Much of the information you need to know when evaluating a forage-testing lab can only be learned by asking, says Don Meyer.

Workers at reputable labs should be willing and able to provide details about their labs' capabilities and procedures, adds Meyer, president of Rock River Laboratory, Inc., Watertown, WI.

“We don't mind those kinds of questions, because no one is questioning our integrity,” he says. “They're questioning how good of a job we can do for them. And we want to give them all the information we can so they can be confident in the results that we give them.”

He told attendees at Hay & Forage Grower's Western Hay Business Conference in Loveland, CO, that lab testing is a valuable tool for evaluating forage quality. But errors are inherent in any analytical procedure, so test results aren't 100% accurate.

Protein tests typically vary 1% within a lab, for example, so a 20%-protein sample may be reported as 19% or 21% protein.

The typical in-lab variation for ADF is 1%, too, and for NDF it's 1.4%. While those differences are small, they have a significant impact on relative feed value (RFV) or relative forage quality (RFQ) scores. Since the RFQ calculation involves more individual analyses than RFV, the reported score is likely to be less accurate, says Meyer.

He suggests that hay sellers state RFV and RFQ as ranges rather than finite numbers.

“If I had hay that tested 162 for relative forage quality, I'd say it was over 150,” he says.

Analyses of individual forage components may vary twice as much between labs as within labs. So he suggests that you identify a reliable lab and use it for all your testing.

First, though, make sure you're collecting representative samples. Sampling errors may be the most common cause of forage-test inaccuracies, says Meyer.

For information on proper sampling techniques, go to the National Forage Testing Association (NFTA) Web site,, and click on forage sampling.

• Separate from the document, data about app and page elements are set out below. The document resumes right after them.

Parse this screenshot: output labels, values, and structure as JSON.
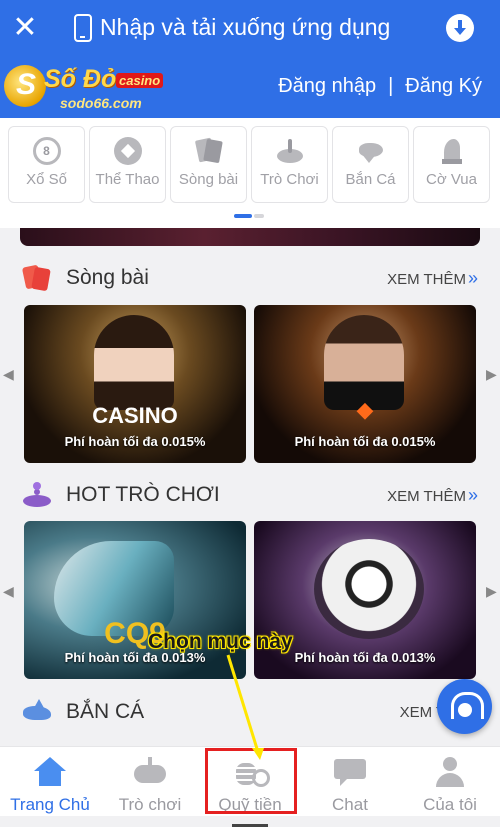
{
  "app_banner": {
    "title": "Nhập và tải xuống ứng dụng"
  },
  "header": {
    "logo": {
      "name": "Số Đỏ",
      "tag": "casino",
      "domain": "sodo66.com"
    },
    "login": "Đăng nhập",
    "separator": "|",
    "register": "Đăng Ký"
  },
  "categories": [
    {
      "label": "Xổ Số",
      "icon": "lottery-ball-icon"
    },
    {
      "label": "Thể Thao",
      "icon": "soccer-ball-icon"
    },
    {
      "label": "Sòng bài",
      "icon": "cards-icon"
    },
    {
      "label": "Trò Chơi",
      "icon": "roulette-icon"
    },
    {
      "label": "Bắn Cá",
      "icon": "fish-icon"
    },
    {
      "label": "Cờ Vua",
      "icon": "chess-knight-icon"
    }
  ],
  "sections": {
    "casino": {
      "title": "Sòng bài",
      "more": "XEM THÊM",
      "cards": [
        {
          "brand": "CASINO",
          "caption": "Phí hoàn tối đa 0.015%"
        },
        {
          "brand": "",
          "caption": "Phí hoàn tối đa 0.015%"
        }
      ]
    },
    "games": {
      "title": "HOT TRÒ CHƠI",
      "more": "XEM THÊM",
      "cards": [
        {
          "brand": "CQ9",
          "caption": "Phí hoàn tối đa 0.013%"
        },
        {
          "brand": "",
          "caption": "Phí hoàn tối đa 0.013%"
        }
      ]
    },
    "fishing": {
      "title": "BẮN CÁ",
      "more": "XEM TH"
    }
  },
  "annotation": {
    "text": "Chọn mục này",
    "color": "#ffe600",
    "box_color": "#e52020"
  },
  "bottom_nav": [
    {
      "label": "Trang Chủ",
      "icon": "home-icon",
      "active": true
    },
    {
      "label": "Trò chơi",
      "icon": "gamepad-icon",
      "active": false
    },
    {
      "label": "Quỹ tiền",
      "icon": "coins-icon",
      "active": false
    },
    {
      "label": "Chat",
      "icon": "chat-icon",
      "active": false
    },
    {
      "label": "Của tôi",
      "icon": "user-icon",
      "active": false
    }
  ],
  "colors": {
    "primary": "#2f6fe6",
    "background": "#f1f1f3"
  }
}
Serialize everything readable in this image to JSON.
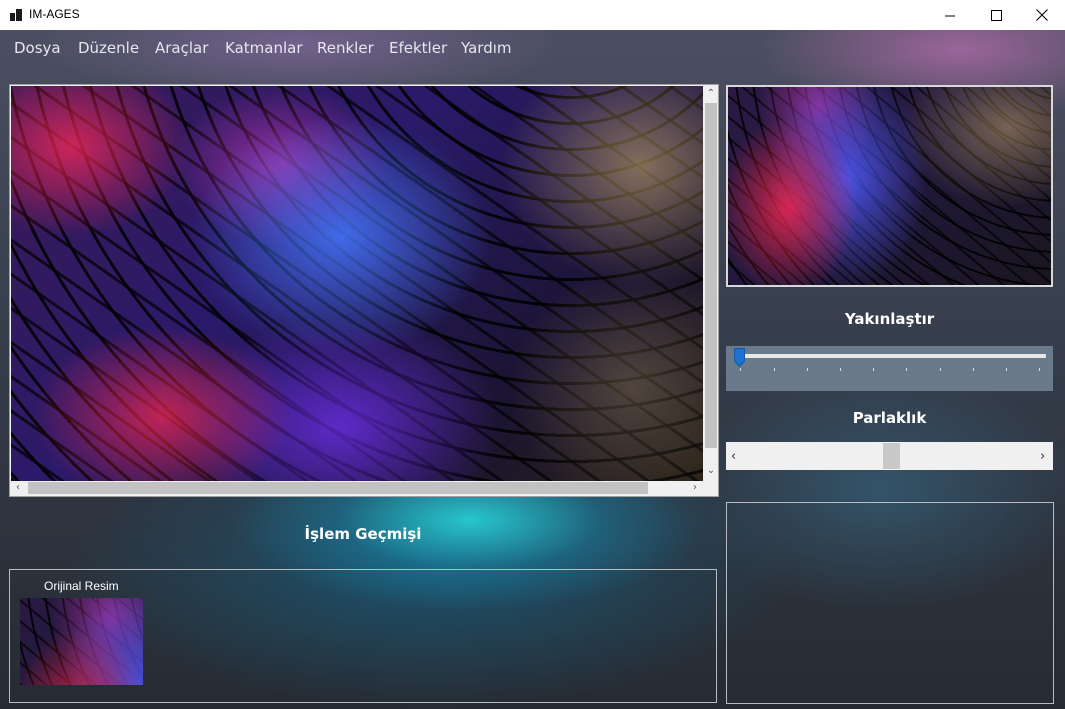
{
  "window": {
    "title": "IM-AGES",
    "icons": [
      "app-icon",
      "minimize-icon",
      "maximize-icon",
      "close-icon"
    ]
  },
  "menu": {
    "items": [
      {
        "label": "Dosya"
      },
      {
        "label": "Düzenle"
      },
      {
        "label": "Araçlar"
      },
      {
        "label": "Katmanlar"
      },
      {
        "label": "Renkler"
      },
      {
        "label": "Efektler"
      },
      {
        "label": "Yardım"
      }
    ]
  },
  "side": {
    "zoom_label": "Yakınlaştır",
    "zoom_value": 0,
    "brightness_label": "Parlaklık",
    "brightness_value": 0.5
  },
  "history": {
    "title": "İşlem Geçmişi",
    "items": [
      {
        "label": "Orijinal Resim"
      }
    ]
  },
  "colors": {
    "zoom_track_bg": "#6b7a8a",
    "zoom_thumb": "#1e72d0",
    "title_bar_bg": "#ffffff"
  }
}
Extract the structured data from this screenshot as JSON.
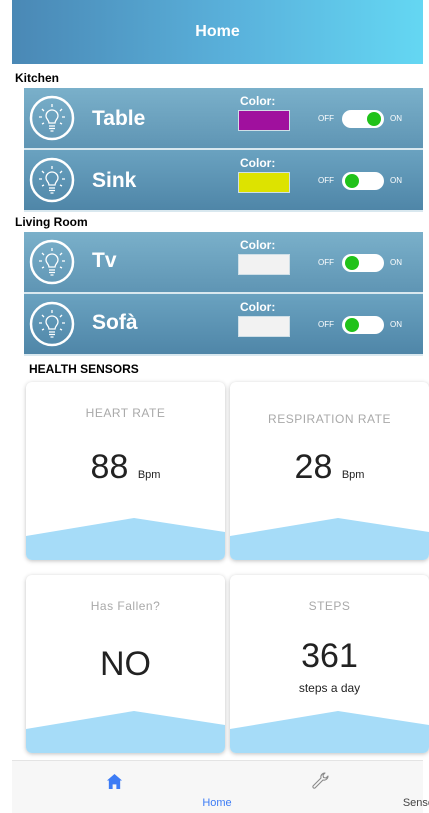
{
  "header": {
    "title": "Home"
  },
  "rooms": [
    {
      "name": "Kitchen",
      "lights": [
        {
          "name": "Table",
          "color_label": "Color:",
          "color": "#a0109e",
          "off_label": "OFF",
          "on_label": "ON",
          "state": "on"
        },
        {
          "name": "Sink",
          "color_label": "Color:",
          "color": "#dde300",
          "off_label": "OFF",
          "on_label": "ON",
          "state": "off"
        }
      ]
    },
    {
      "name": "Living Room",
      "lights": [
        {
          "name": "Tv",
          "color_label": "Color:",
          "color": "#f2f2f2",
          "off_label": "OFF",
          "on_label": "ON",
          "state": "off"
        },
        {
          "name": "Sofà",
          "color_label": "Color:",
          "color": "#f2f2f2",
          "off_label": "OFF",
          "on_label": "ON",
          "state": "off"
        }
      ]
    }
  ],
  "health": {
    "title": "HEALTH SENSORS",
    "cards": [
      {
        "label": "HEART RATE",
        "value": "88",
        "unit": "Bpm"
      },
      {
        "label": "RESPIRATION RATE",
        "value": "28",
        "unit": "Bpm"
      },
      {
        "label": "Has Fallen?",
        "value": "NO"
      },
      {
        "label": "STEPS",
        "value": "361",
        "unit": "steps a day"
      }
    ]
  },
  "tabs": [
    {
      "label": "Home",
      "icon": "home-icon",
      "active": true
    },
    {
      "label": "Sensors",
      "icon": "wrench-icon",
      "active": false
    }
  ],
  "colors": {
    "accent": "#3d7cf5",
    "toggle_knob": "#21c21a",
    "wave": "#a6dcf8"
  }
}
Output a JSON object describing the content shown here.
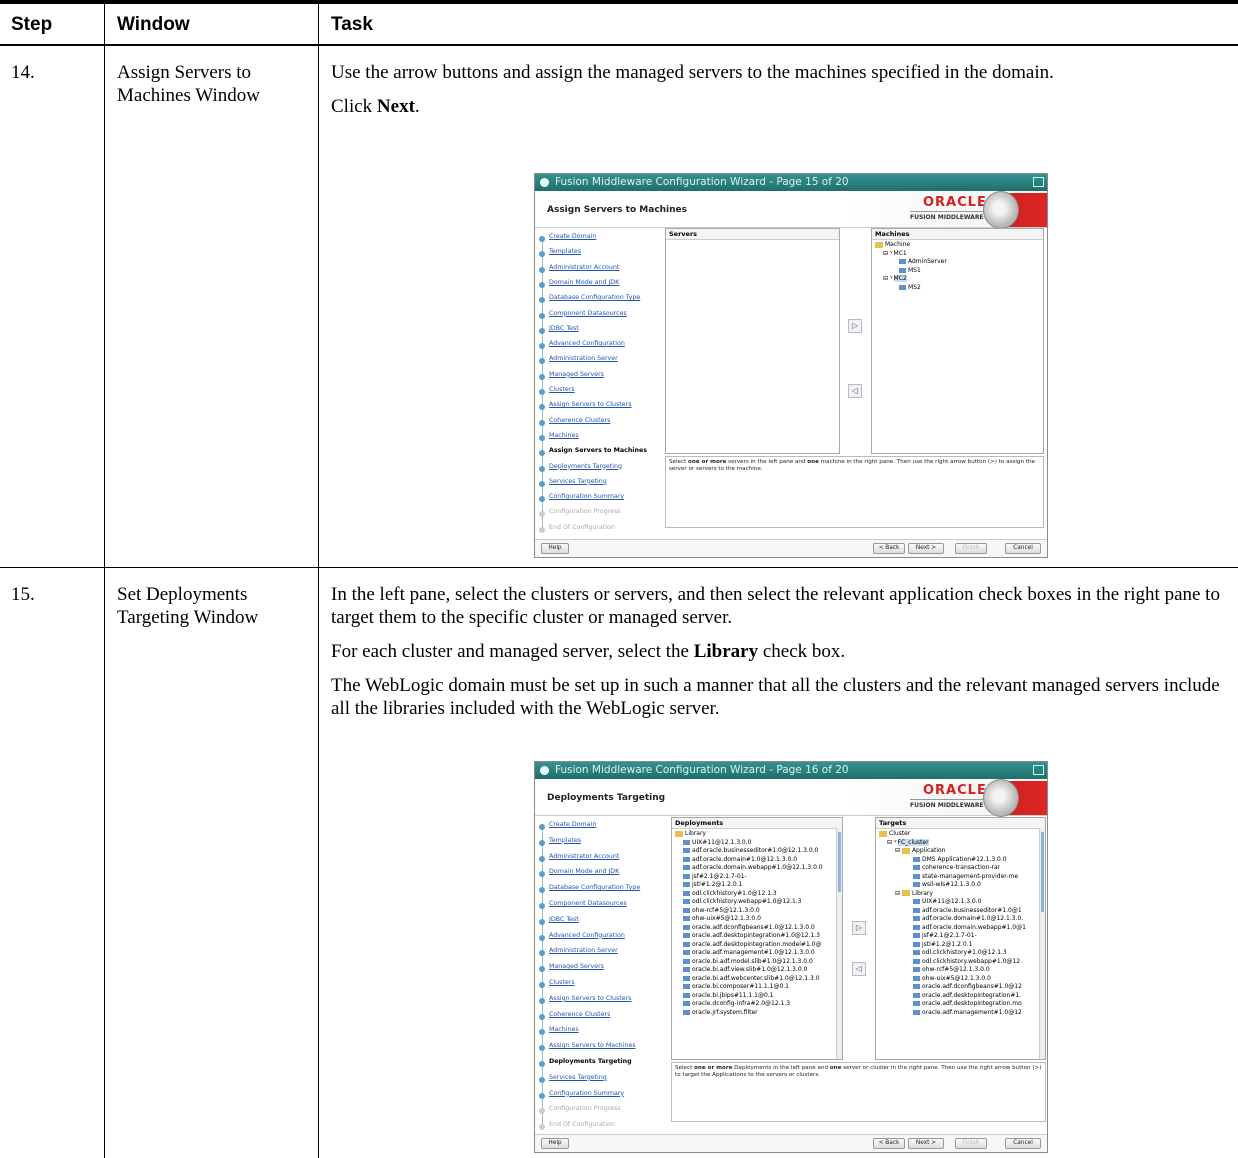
{
  "table": {
    "headers": {
      "step": "Step",
      "window": "Window",
      "task": "Task"
    },
    "rows": [
      {
        "step": "14.",
        "window": "Assign Servers to Machines Window",
        "task": {
          "p1": "Use the arrow buttons and assign the managed servers to the machines specified in the domain.",
          "p2_pre": "Click ",
          "p2_bold": "Next",
          "p2_post": "."
        }
      },
      {
        "step": "15.",
        "window": "Set Deployments Targeting Window",
        "task": {
          "p1": "In the left pane, select the clusters or servers, and then select the relevant application check boxes in the right pane to target them to the specific cluster or managed server.",
          "p2_pre": "For each cluster and managed server, select the ",
          "p2_bold": "Library",
          "p2_post": " check box.",
          "p3": "The WebLogic domain must be set up in such a manner that all the clusters and the relevant managed servers include all the libraries included with the WebLogic server."
        }
      }
    ]
  },
  "screenshot1": {
    "title": "Fusion Middleware Configuration Wizard - Page 15 of 20",
    "page_title": "Assign Servers to Machines",
    "brand": {
      "oracle": "ORACLE",
      "sub": "FUSION MIDDLEWARE"
    },
    "nav": [
      "Create Domain",
      "Templates",
      "Administrator Account",
      "Domain Mode and JDK",
      "Database Configuration Type",
      "Component Datasources",
      "JDBC Test",
      "Advanced Configuration",
      "Administration Server",
      "Managed Servers",
      "Clusters",
      "Assign Servers to Clusters",
      "Coherence Clusters",
      "Machines",
      "Assign Servers to Machines",
      "Deployments Targeting",
      "Services Targeting",
      "Configuration Summary",
      "Configuration Progress",
      "End Of Configuration"
    ],
    "current_nav": 14,
    "disabled_nav": [
      18,
      19
    ],
    "left_pane_header": "Servers",
    "right_pane_header": "Machines",
    "tree": {
      "root": "Machine",
      "mc1": "MC1",
      "admin": "AdminServer",
      "ms1": "MS1",
      "mc2": "MC2",
      "ms2": "MS2"
    },
    "hint_pre": "Select ",
    "hint_b1": "one or more",
    "hint_mid": " servers in the left pane and ",
    "hint_b2": "one",
    "hint_post": " machine in the right pane. Then use the right arrow button (>) to assign the server or servers to the machine.",
    "buttons": {
      "help": "Help",
      "back": "< Back",
      "next": "Next >",
      "finish": "Finish",
      "cancel": "Cancel"
    }
  },
  "screenshot2": {
    "title": "Fusion Middleware Configuration Wizard - Page 16 of 20",
    "page_title": "Deployments Targeting",
    "brand": {
      "oracle": "ORACLE",
      "sub": "FUSION MIDDLEWARE"
    },
    "nav": [
      "Create Domain",
      "Templates",
      "Administrator Account",
      "Domain Mode and JDK",
      "Database Configuration Type",
      "Component Datasources",
      "JDBC Test",
      "Advanced Configuration",
      "Administration Server",
      "Managed Servers",
      "Clusters",
      "Assign Servers to Clusters",
      "Coherence Clusters",
      "Machines",
      "Assign Servers to Machines",
      "Deployments Targeting",
      "Services Targeting",
      "Configuration Summary",
      "Configuration Progress",
      "End Of Configuration"
    ],
    "current_nav": 15,
    "disabled_nav": [
      18,
      19
    ],
    "left_pane_header": "Deployments",
    "left_root": "Library",
    "left_items": [
      "UIX#11@12.1.3.0.0",
      "adf.oracle.businesseditor#1.0@12.1.3.0.0",
      "adf.oracle.domain#1.0@12.1.3.0.0",
      "adf.oracle.domain.webapp#1.0@12.1.3.0.0",
      "jsf#2.1@2.1.7-01-",
      "jstl#1.2@1.2.0.1",
      "odl.clickhistory#1.0@12.1.3",
      "odl.clickhistory.webapp#1.0@12.1.3",
      "ohw-rcf#5@12.1.3.0.0",
      "ohw-uix#5@12.1.3.0.0",
      "oracle.adf.dconfigbeans#1.0@12.1.3.0.0",
      "oracle.adf.desktopintegration#1.0@12.1.3",
      "oracle.adf.desktopintegration.model#1.0@",
      "oracle.adf.management#1.0@12.1.3.0.0",
      "oracle.bi.adf.model.slib#1.0@12.1.3.0.0",
      "oracle.bi.adf.view.slib#1.0@12.1.3.0.0",
      "oracle.bi.adf.webcenter.slib#1.0@12.1.3.0",
      "oracle.bi.composer#11.1.1@0.1",
      "oracle.bi.jbips#11.1.1@0.1",
      "oracle.dconfig-infra#2.0@12.1.3",
      "oracle.jrf.system.filter"
    ],
    "right_pane_header": "Targets",
    "right_root": "Cluster",
    "right_cluster": "FC_cluster",
    "right_app": "Application",
    "right_app_items": [
      "DMS Application#12.1.3.0.0",
      "coherence-transaction-rar",
      "state-management-provider-me",
      "wsil-wls#12.1.3.0.0"
    ],
    "right_lib": "Library",
    "right_lib_items": [
      "UIX#11@12.1.3.0.0",
      "adf.oracle.businesseditor#1.0@1",
      "adf.oracle.domain#1.0@12.1.3.0.",
      "adf.oracle.domain.webapp#1.0@1",
      "jsf#2.1@2.1.7-01-",
      "jstl#1.2@1.2.0.1",
      "odl.clickhistory#1.0@12.1.3",
      "odl.clickhistory.webapp#1.0@12",
      "ohw-rcf#5@12.1.3.0.0",
      "ohw-uix#5@12.1.3.0.0",
      "oracle.adf.dconfigbeans#1.0@12",
      "oracle.adf.desktopintegration#1.",
      "oracle.adf.desktopintegration.mo",
      "oracle.adf.management#1.0@12"
    ],
    "hint_pre": "Select ",
    "hint_b1": "one or more",
    "hint_mid": " Deployments in the left pane and ",
    "hint_b2": "one",
    "hint_post": " server or cluster in the right pane. Then use the right arrow button (>) to target the Applications to the servers or clusters.",
    "buttons": {
      "help": "Help",
      "back": "< Back",
      "next": "Next >",
      "finish": "Finish",
      "cancel": "Cancel"
    }
  }
}
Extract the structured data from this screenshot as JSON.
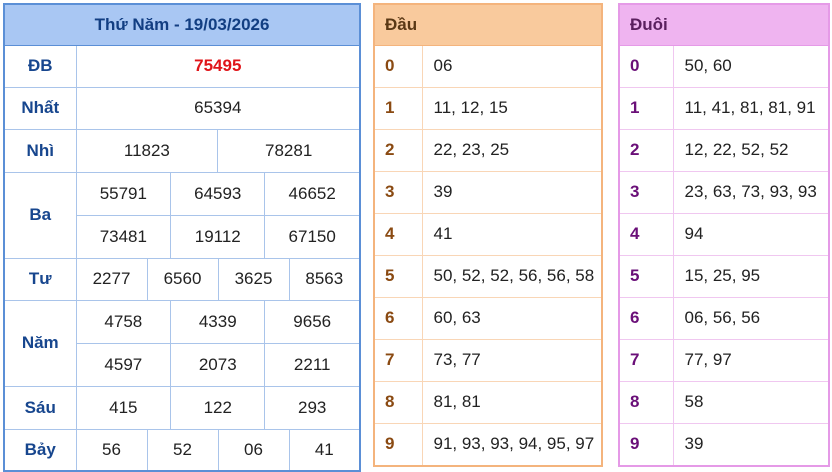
{
  "results": {
    "title": "Thứ Năm - 19/03/2026",
    "prizes": {
      "db": {
        "label": "ĐB",
        "values": [
          "75495"
        ]
      },
      "nhat": {
        "label": "Nhất",
        "values": [
          "65394"
        ]
      },
      "nhi": {
        "label": "Nhì",
        "values": [
          "11823",
          "78281"
        ]
      },
      "ba": {
        "label": "Ba",
        "values": [
          "55791",
          "64593",
          "46652",
          "73481",
          "19112",
          "67150"
        ]
      },
      "tu": {
        "label": "Tư",
        "values": [
          "2277",
          "6560",
          "3625",
          "8563"
        ]
      },
      "nam": {
        "label": "Năm",
        "values": [
          "4758",
          "4339",
          "9656",
          "4597",
          "2073",
          "2211"
        ]
      },
      "sau": {
        "label": "Sáu",
        "values": [
          "415",
          "122",
          "293"
        ]
      },
      "bay": {
        "label": "Bảy",
        "values": [
          "56",
          "52",
          "06",
          "41"
        ]
      }
    }
  },
  "head": {
    "title": "Đầu",
    "rows": [
      {
        "key": "0",
        "value": "06"
      },
      {
        "key": "1",
        "value": "11, 12, 15"
      },
      {
        "key": "2",
        "value": "22, 23, 25"
      },
      {
        "key": "3",
        "value": "39"
      },
      {
        "key": "4",
        "value": "41"
      },
      {
        "key": "5",
        "value": "50, 52, 52, 56, 56, 58"
      },
      {
        "key": "6",
        "value": "60, 63"
      },
      {
        "key": "7",
        "value": "73, 77"
      },
      {
        "key": "8",
        "value": "81, 81"
      },
      {
        "key": "9",
        "value": "91, 93, 93, 94, 95, 97"
      }
    ]
  },
  "tail": {
    "title": "Đuôi",
    "rows": [
      {
        "key": "0",
        "value": "50, 60"
      },
      {
        "key": "1",
        "value": "11, 41, 81, 81, 91"
      },
      {
        "key": "2",
        "value": "12, 22, 52, 52"
      },
      {
        "key": "3",
        "value": "23, 63, 73, 93, 93"
      },
      {
        "key": "4",
        "value": "94"
      },
      {
        "key": "5",
        "value": "15, 25, 95"
      },
      {
        "key": "6",
        "value": "06, 56, 56"
      },
      {
        "key": "7",
        "value": "77, 97"
      },
      {
        "key": "8",
        "value": "58"
      },
      {
        "key": "9",
        "value": "39"
      }
    ]
  }
}
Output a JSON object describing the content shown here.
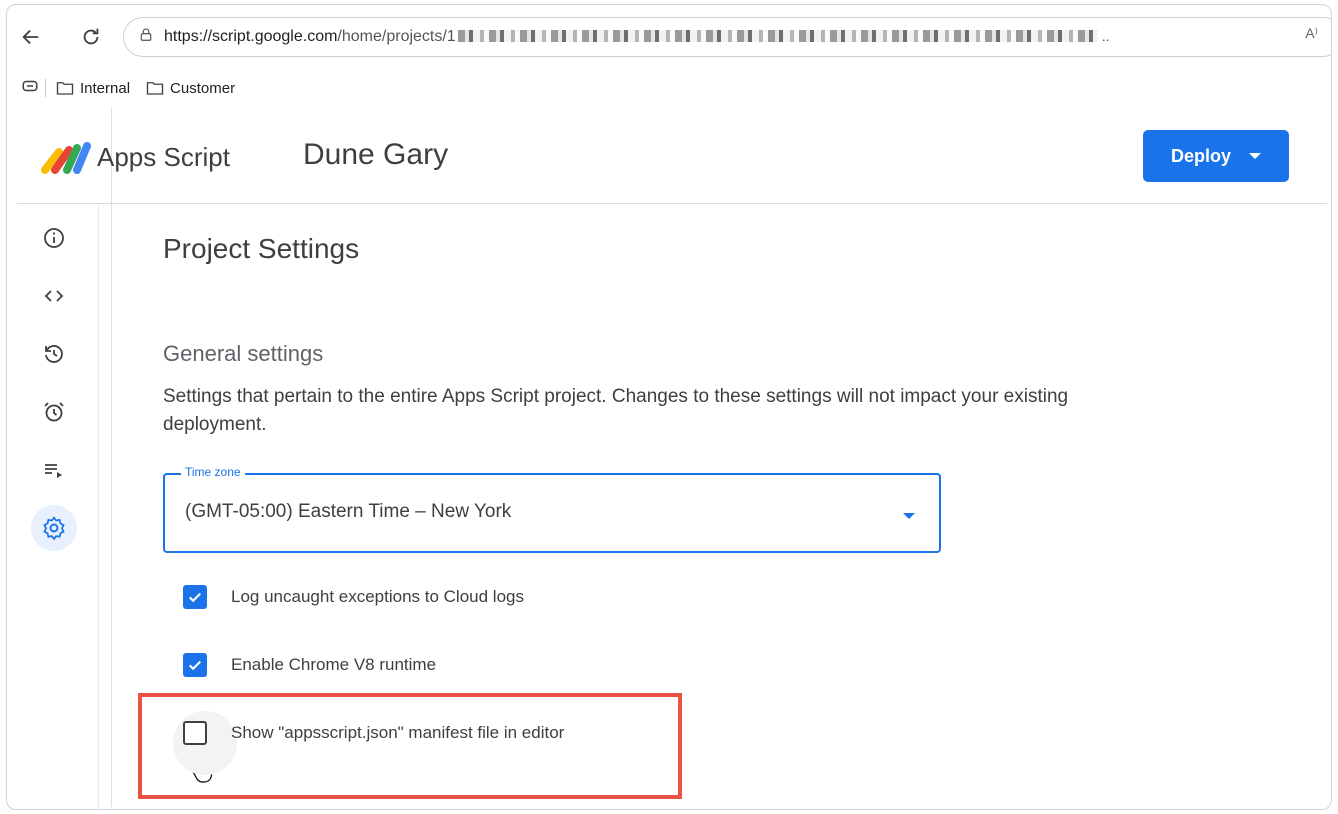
{
  "browser": {
    "url_prefix": "https://",
    "url_host": "script.google.com",
    "url_path": "/home/projects/1",
    "url_ellipsis": "..",
    "read_aloud": "A⁾",
    "icons": [
      "back-arrow-icon",
      "reload-icon",
      "site-info-icon",
      "read-aloud-icon"
    ],
    "bookmarks": [
      {
        "label": "Internal",
        "icon": "folder-icon"
      },
      {
        "label": "Customer",
        "icon": "folder-icon"
      }
    ]
  },
  "app": {
    "brand": "Apps Script",
    "project_name": "Dune Gary",
    "deploy_label": "Deploy",
    "rail": [
      {
        "name": "overview",
        "icon": "info-icon",
        "active": false
      },
      {
        "name": "editor",
        "icon": "code-icon",
        "active": false
      },
      {
        "name": "executions-history",
        "icon": "history-icon",
        "active": false
      },
      {
        "name": "triggers",
        "icon": "alarm-icon",
        "active": false
      },
      {
        "name": "executions",
        "icon": "playlist-play-icon",
        "active": false
      },
      {
        "name": "project-settings",
        "icon": "gear-icon",
        "active": true
      }
    ]
  },
  "settings": {
    "page_title": "Project Settings",
    "section_title": "General settings",
    "description": "Settings that pertain to the entire Apps Script project. Changes to these settings will not impact your existing deployment.",
    "time_zone": {
      "label": "Time zone",
      "value": "(GMT-05:00) Eastern Time – New York"
    },
    "options": [
      {
        "label": "Log uncaught exceptions to Cloud logs",
        "checked": true
      },
      {
        "label": "Enable Chrome V8 runtime",
        "checked": true
      },
      {
        "label": "Show \"appsscript.json\" manifest file in editor",
        "checked": false
      }
    ]
  },
  "colors": {
    "accent": "#1a73e8",
    "highlight_box": "#ea5245"
  }
}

“If you follow a recommended procedure all the time and are an unbiased sampler, then your sample and your analysis will better represent the stack of hay that you're sampling from,” he says.

He lists four steps for choosing a lab:

  • Make sure the lab is certified by NFTA. That non-profit corporation sends check samples to labs several times a year, certifying those that report reasonably accurate results.

    “It shows that a lab is working to stay current on methodologies, and that it's willing to do what's necessary to show that its results agree with a broad spectrum of labs across the country,” says Meyer.

  • It should analyze samples for all components instead of reporting book values. Book values can be misleading. For example, the 2001 NRC book value for ash in immature alfalfa is 9.2%. But samples tested at Meyer's lab in 2005 ranged from 1.88% to 21.23% ash.

    “Every 1% change in ash will result in a three-point difference in RFQ,” he points out. “So being different from that book value by three or four points can change your RFQ significantly.”

    To find out if a lab uses book values, you need to ask.

    “That isn't something that labs necessarily want people to know, but it's something that customers really need to ask.”

  • The lab should have wet chemical backup for data generated by NIR. Wet chemistry is needed to test NIR outliers — samples that don't fit within the lab's set of NIR calibrations. It's also needed to periodically update the calibrations.

  • Qualified personnel should be available to answer questions.

“I know there are labs out there that basically went out and bought an NIR and set themselves up as a lab,” says Meyer. “But they have no clue as to what went into the calibration of that instrument, or what to do in case they have an outlier. They probably don't have qualified people and probably shouldn't be in this industry.”

2006 Certified Lab List Coming Soon

Forage-testing labs that have been certified for accuracy by the National Forage Testing Association (NFTA) for 2006 will be announced later this month, says Dee Fogarty, NFTA secretary.

The labs came within an acceptable range of accuracy for dry matter, crude protein, ADF and NDF on six hay tests last year. Four of the dry, ground test samples sent to labs during the year were alfalfa, one was grass and one was corn silage. Labs are required to use their routine testing procedures on those samples.

Labs pay $375 to be evaluated for NIR or wet chemistry testing; $450 for both methods.

For 2005, 104 labs were certified. The labs are listed on the NFTA Web site at